Segment Start: Raw data

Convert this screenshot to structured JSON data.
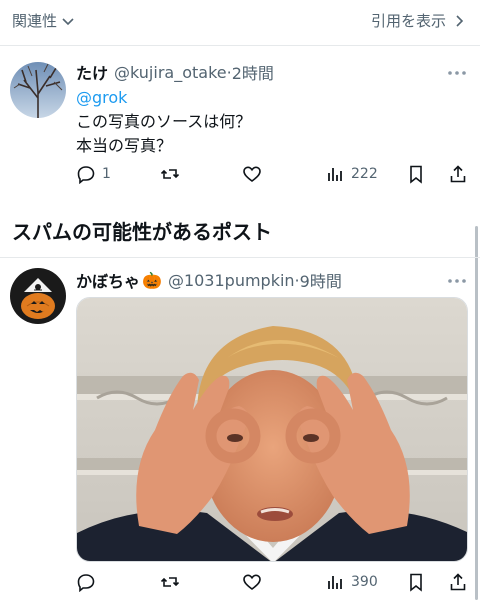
{
  "topbar": {
    "sort_label": "関連性",
    "quotes_label": "引用を表示"
  },
  "tweet1": {
    "name": "たけ",
    "handle": "@kujira_otake",
    "time": "2時間",
    "mention": "@grok",
    "line1": "この写真のソースは何？",
    "line2": "本当の写真？",
    "replies": "1",
    "views": "222"
  },
  "spam_section": {
    "title": "スパムの可能性があるポスト"
  },
  "tweet2": {
    "name": "かぼちゃ",
    "emoji": "🎃",
    "handle": "@1031pumpkin",
    "time": "9時間",
    "views": "390"
  },
  "colors": {
    "accent": "#1d9bf0",
    "muted": "#536471",
    "text": "#0f1419"
  },
  "icons": [
    "chevron-down-icon",
    "chevron-right-icon",
    "more-icon",
    "reply-icon",
    "retweet-icon",
    "like-icon",
    "views-icon",
    "bookmark-icon",
    "share-icon"
  ]
}
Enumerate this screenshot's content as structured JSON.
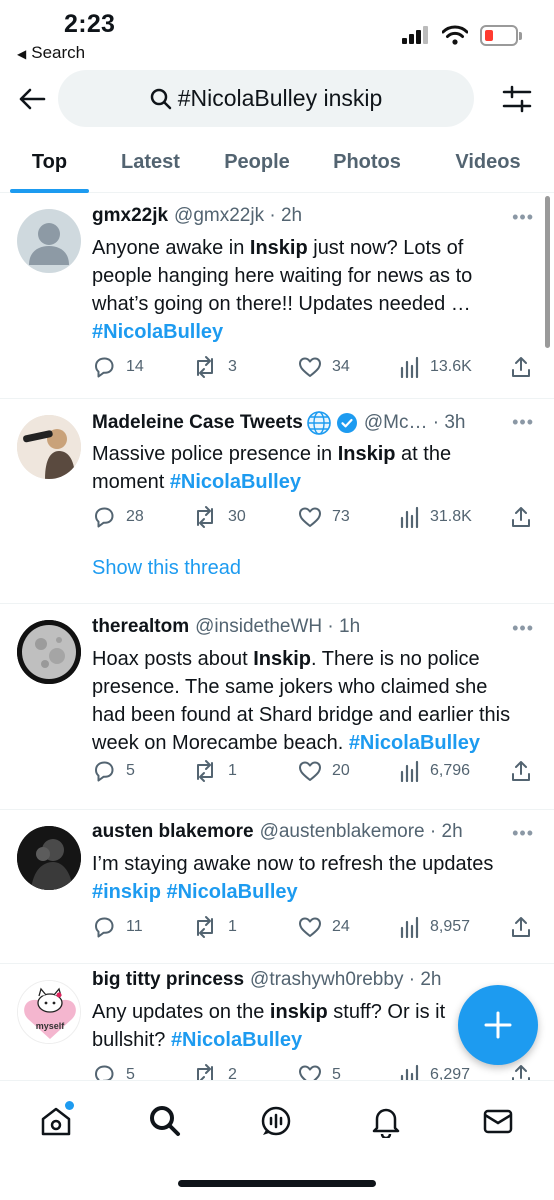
{
  "status_bar": {
    "time": "2:23",
    "back_label": "Search"
  },
  "search": {
    "query": "#NicolaBulley inskip"
  },
  "tabs": [
    "Top",
    "Latest",
    "People",
    "Photos",
    "Videos"
  ],
  "tweets": [
    {
      "name": "gmx22jk",
      "meta": "@gmx22jk · 2h",
      "body_lines": [
        [
          {
            "t": "Anyone awake in "
          },
          {
            "t": "Inskip",
            "b": true
          },
          {
            "t": " just now? Lots of"
          }
        ],
        [
          {
            "t": "people hanging here waiting for news as to"
          }
        ],
        [
          {
            "t": "what’s going on there!! Updates needed …"
          }
        ],
        [
          {
            "t": "#NicolaBulley",
            "h": true
          }
        ]
      ],
      "replies": "14",
      "retweets": "3",
      "likes": "34",
      "views": "13.6K"
    },
    {
      "name": "Madeleine Case Tweets",
      "meta": "@Mc… · 3h",
      "body_lines": [
        [
          {
            "t": "Massive police presence in "
          },
          {
            "t": "Inskip",
            "b": true
          },
          {
            "t": " at the"
          }
        ],
        [
          {
            "t": "moment "
          },
          {
            "t": "#NicolaBulley",
            "h": true
          }
        ]
      ],
      "replies": "28",
      "retweets": "30",
      "likes": "73",
      "views": "31.8K",
      "show_thread": "Show this thread"
    },
    {
      "name": "therealtom",
      "meta": "@insidetheWH · 1h",
      "body_lines": [
        [
          {
            "t": "Hoax posts about "
          },
          {
            "t": "Inskip",
            "b": true
          },
          {
            "t": ". There is no police"
          }
        ],
        [
          {
            "t": "presence. The same jokers who claimed she"
          }
        ],
        [
          {
            "t": "had been found at Shard bridge and earlier this"
          }
        ],
        [
          {
            "t": "week on Morecambe beach. "
          },
          {
            "t": "#NicolaBulley",
            "h": true
          }
        ]
      ],
      "replies": "5",
      "retweets": "1",
      "likes": "20",
      "views": "6,796"
    },
    {
      "name": "austen blakemore",
      "meta": "@austenblakemore · 2h",
      "body_lines": [
        [
          {
            "t": "I’m staying awake now to refresh the updates"
          }
        ],
        [
          {
            "t": "#inskip",
            "h": true
          },
          {
            "t": " "
          },
          {
            "t": "#NicolaBulley",
            "h": true
          }
        ]
      ],
      "replies": "11",
      "retweets": "1",
      "likes": "24",
      "views": "8,957"
    },
    {
      "name": "big titty princess",
      "meta": "@trashywh0rebby · 2h",
      "avatar_text": "myself",
      "body_lines": [
        [
          {
            "t": "Any updates on the "
          },
          {
            "t": "inskip",
            "b": true
          },
          {
            "t": " stuff? Or is it"
          }
        ],
        [
          {
            "t": "bullshit? "
          },
          {
            "t": "#NicolaBulley",
            "h": true
          }
        ]
      ],
      "replies": "5",
      "retweets": "2",
      "likes": "5",
      "views": "6,297"
    }
  ],
  "colors": {
    "accent": "#1d9bf0",
    "text": "#0f1419",
    "secondary": "#536471",
    "battery_low": "#ff3b30"
  },
  "icons": [
    "back-arrow-icon",
    "search-icon",
    "filter-icon",
    "reply-icon",
    "retweet-icon",
    "like-icon",
    "views-icon",
    "share-icon",
    "verified-icon",
    "globe-icon",
    "compose-icon",
    "home-icon",
    "spaces-icon",
    "notifications-icon",
    "messages-icon"
  ]
}
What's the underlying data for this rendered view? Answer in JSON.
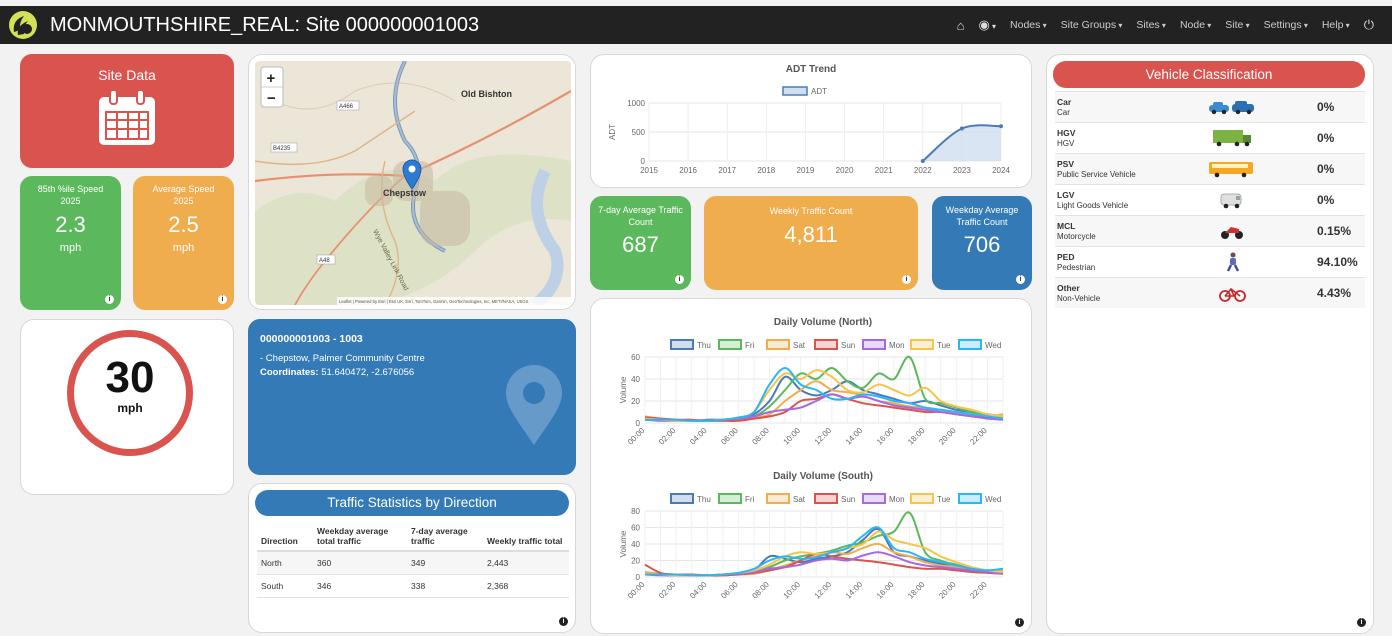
{
  "header": {
    "title": "MONMOUTHSHIRE_REAL: Site 000000001003",
    "nav": [
      "Nodes",
      "Site Groups",
      "Sites",
      "Node",
      "Site",
      "Settings",
      "Help"
    ]
  },
  "site_data": {
    "label": "Site Data"
  },
  "speed85": {
    "label": "85th %ile Speed",
    "year": "2025",
    "value": "2.3",
    "unit": "mph"
  },
  "avg_speed": {
    "label": "Average Speed",
    "year": "2025",
    "value": "2.5",
    "unit": "mph"
  },
  "speed_limit": {
    "value": "30",
    "unit": "mph"
  },
  "map": {
    "zoom_in": "+",
    "zoom_out": "−",
    "labels": {
      "old_bishton": "Old Bishton",
      "chepstow": "Chepstow",
      "a466": "A466",
      "b4235": "B4235",
      "a48": "A48",
      "wye": "Wye Valley Link Road"
    },
    "attribution": "Leaflet | Powered by Esri | Esri UK, Esri, TomTom, Garmin, GeoTechnologies, Inc, METI/NASA, USGS"
  },
  "site_info": {
    "id_line": "000000001003 - 1003",
    "location": "- Chepstow, Palmer Community Centre",
    "coords_label": "Coordinates:",
    "coords": "51.640472, -2.676056"
  },
  "stats_by_direction": {
    "title": "Traffic Statistics by Direction",
    "headers": [
      "Direction",
      "Weekday average total traffic",
      "7-day average traffic",
      "Weekly traffic total"
    ],
    "rows": [
      [
        "North",
        "360",
        "349",
        "2,443"
      ],
      [
        "South",
        "346",
        "338",
        "2,368"
      ]
    ]
  },
  "counts": {
    "seven_day": {
      "label": "7-day Average Traffic Count",
      "value": "687"
    },
    "weekly": {
      "label": "Weekly Traffic Count",
      "value": "4,811"
    },
    "weekday": {
      "label": "Weekday Average Traffic Count",
      "value": "706"
    }
  },
  "vehicle_classification": {
    "title": "Vehicle Classification",
    "rows": [
      {
        "code": "Car",
        "name": "Car",
        "pct": "0%",
        "icon": "car-icon"
      },
      {
        "code": "HGV",
        "name": "HGV",
        "pct": "0%",
        "icon": "truck-icon"
      },
      {
        "code": "PSV",
        "name": "Public Service Vehicle",
        "pct": "0%",
        "icon": "bus-icon"
      },
      {
        "code": "LGV",
        "name": "Light Goods Vehicle",
        "pct": "0%",
        "icon": "van-icon"
      },
      {
        "code": "MCL",
        "name": "Motorcycle",
        "pct": "0.15%",
        "icon": "motorcycle-icon"
      },
      {
        "code": "PED",
        "name": "Pedestrian",
        "pct": "94.10%",
        "icon": "pedestrian-icon"
      },
      {
        "code": "Other",
        "name": "Non-Vehicle",
        "pct": "4.43%",
        "icon": "bicycle-icon"
      }
    ]
  },
  "colors": {
    "thu": "#4a7bb7",
    "fri": "#5cb85c",
    "sat": "#f0ad4e",
    "sun": "#d9534f",
    "mon": "#a66ae0",
    "tue": "#f7c34a",
    "wed": "#29b6f6"
  },
  "chart_data": [
    {
      "type": "area",
      "title": "ADT Trend",
      "legend": [
        "ADT"
      ],
      "ylabel": "ADT",
      "categories": [
        "2015",
        "2016",
        "2017",
        "2018",
        "2019",
        "2020",
        "2021",
        "2022",
        "2023",
        "2024"
      ],
      "yticks": [
        "0",
        "500",
        "1000"
      ],
      "ylim": [
        0,
        1000
      ],
      "values": [
        null,
        null,
        null,
        null,
        null,
        null,
        null,
        0,
        560,
        600
      ]
    },
    {
      "type": "line",
      "title": "Daily Volume (North)",
      "ylabel": "Volume",
      "ylim": [
        0,
        60
      ],
      "yticks": [
        "0",
        "20",
        "40",
        "60"
      ],
      "xticks": [
        "00:00",
        "02:00",
        "04:00",
        "06:00",
        "08:00",
        "10:00",
        "12:00",
        "14:00",
        "16:00",
        "18:00",
        "20:00",
        "22:00"
      ],
      "series": [
        {
          "name": "Thu",
          "values": [
            5,
            3,
            3,
            2,
            3,
            3,
            4,
            8,
            20,
            42,
            30,
            25,
            30,
            38,
            30,
            26,
            22,
            18,
            20,
            16,
            12,
            10,
            8,
            6
          ]
        },
        {
          "name": "Fri",
          "values": [
            4,
            3,
            2,
            2,
            2,
            3,
            4,
            6,
            15,
            30,
            45,
            40,
            50,
            38,
            32,
            45,
            40,
            60,
            22,
            18,
            14,
            10,
            8,
            5
          ]
        },
        {
          "name": "Sat",
          "values": [
            6,
            4,
            3,
            2,
            2,
            2,
            3,
            5,
            8,
            20,
            30,
            38,
            30,
            28,
            25,
            20,
            18,
            15,
            14,
            12,
            10,
            8,
            6,
            8
          ]
        },
        {
          "name": "Sun",
          "values": [
            5,
            4,
            3,
            3,
            2,
            2,
            2,
            4,
            6,
            10,
            20,
            22,
            26,
            22,
            18,
            16,
            14,
            12,
            10,
            10,
            8,
            6,
            5,
            4
          ]
        },
        {
          "name": "Mon",
          "values": [
            3,
            2,
            2,
            2,
            2,
            3,
            4,
            6,
            10,
            12,
            14,
            20,
            26,
            22,
            24,
            20,
            16,
            14,
            12,
            10,
            8,
            6,
            4,
            3
          ]
        },
        {
          "name": "Tue",
          "values": [
            4,
            3,
            2,
            2,
            2,
            3,
            5,
            10,
            30,
            45,
            40,
            48,
            42,
            30,
            28,
            35,
            30,
            25,
            32,
            20,
            15,
            12,
            8,
            6
          ]
        },
        {
          "name": "Wed",
          "values": [
            3,
            3,
            3,
            2,
            2,
            3,
            5,
            10,
            35,
            50,
            35,
            30,
            22,
            22,
            26,
            24,
            20,
            18,
            14,
            12,
            10,
            8,
            6,
            4
          ]
        }
      ]
    },
    {
      "type": "line",
      "title": "Daily Volume (South)",
      "ylabel": "Volume",
      "ylim": [
        0,
        80
      ],
      "yticks": [
        "0",
        "20",
        "40",
        "60",
        "80"
      ],
      "xticks": [
        "00:00",
        "02:00",
        "04:00",
        "06:00",
        "08:00",
        "10:00",
        "12:00",
        "14:00",
        "16:00",
        "18:00",
        "20:00",
        "22:00"
      ],
      "series": [
        {
          "name": "Thu",
          "values": [
            5,
            3,
            3,
            2,
            2,
            3,
            4,
            8,
            25,
            22,
            18,
            22,
            25,
            30,
            45,
            58,
            30,
            25,
            20,
            16,
            12,
            10,
            8,
            6
          ]
        },
        {
          "name": "Fri",
          "values": [
            4,
            3,
            2,
            2,
            2,
            3,
            4,
            6,
            12,
            20,
            25,
            28,
            32,
            38,
            42,
            50,
            55,
            78,
            30,
            20,
            15,
            10,
            8,
            5
          ]
        },
        {
          "name": "Sat",
          "values": [
            6,
            4,
            3,
            2,
            2,
            2,
            3,
            4,
            8,
            14,
            20,
            25,
            30,
            28,
            35,
            40,
            30,
            25,
            18,
            14,
            12,
            8,
            6,
            8
          ]
        },
        {
          "name": "Sun",
          "values": [
            15,
            5,
            3,
            3,
            2,
            2,
            3,
            5,
            8,
            12,
            20,
            28,
            25,
            22,
            20,
            18,
            15,
            12,
            10,
            10,
            8,
            6,
            5,
            4
          ]
        },
        {
          "name": "Mon",
          "values": [
            3,
            2,
            2,
            2,
            2,
            3,
            4,
            6,
            10,
            12,
            15,
            20,
            22,
            20,
            26,
            30,
            25,
            18,
            14,
            12,
            10,
            8,
            6,
            4
          ]
        },
        {
          "name": "Tue",
          "values": [
            4,
            3,
            2,
            2,
            2,
            3,
            5,
            8,
            15,
            25,
            30,
            28,
            30,
            35,
            40,
            55,
            45,
            40,
            35,
            25,
            18,
            12,
            8,
            6
          ]
        },
        {
          "name": "Wed",
          "values": [
            3,
            3,
            3,
            2,
            2,
            3,
            5,
            10,
            20,
            25,
            22,
            24,
            30,
            35,
            50,
            60,
            35,
            30,
            22,
            18,
            14,
            10,
            8,
            10
          ]
        }
      ]
    }
  ]
}
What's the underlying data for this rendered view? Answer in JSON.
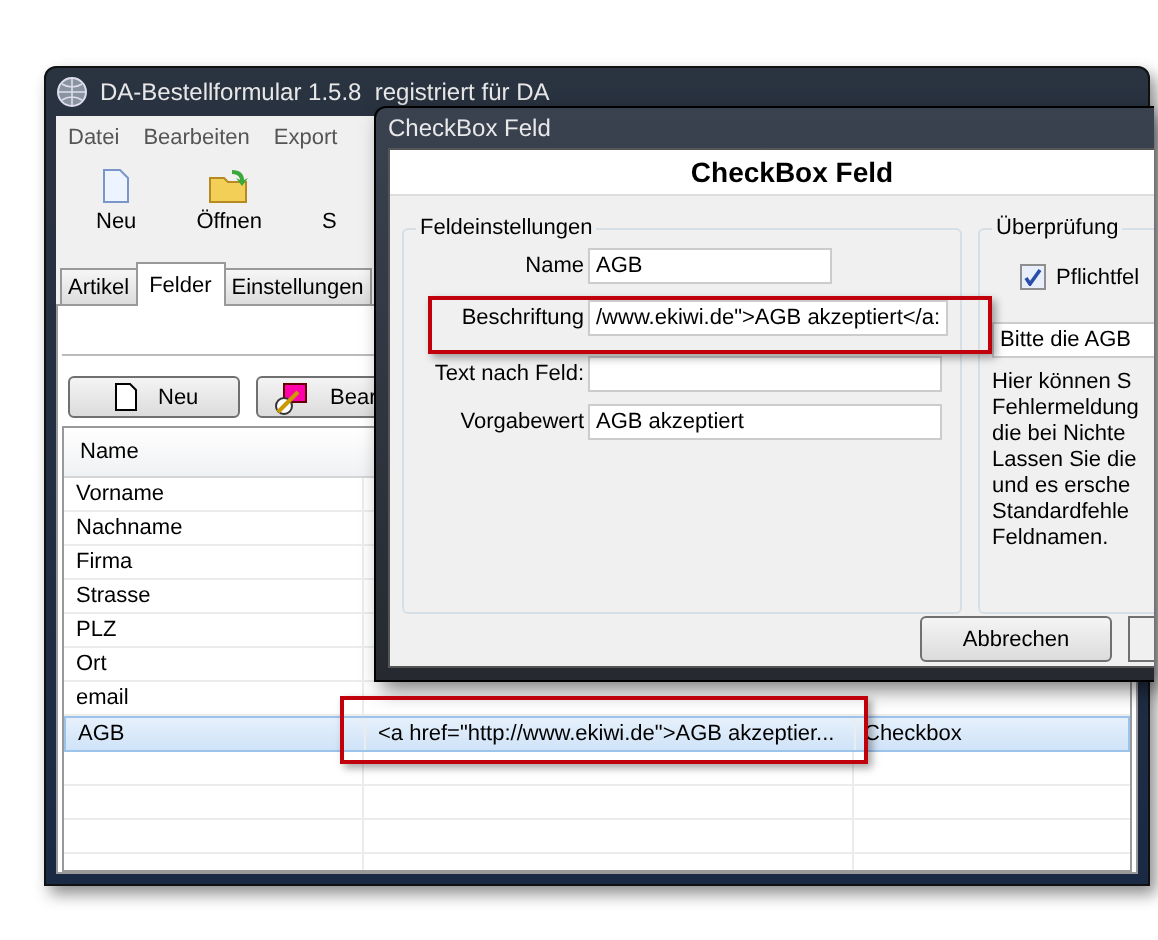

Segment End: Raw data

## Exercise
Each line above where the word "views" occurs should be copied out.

## Worked solution
    "views": "222"
    "views": "390"
    "views-icon",
      "views": "13.6K"
      "views": "31.8K",
      "views": "6,796"
      "views": "8,957"
      "views": "6,297"
    "views-icon",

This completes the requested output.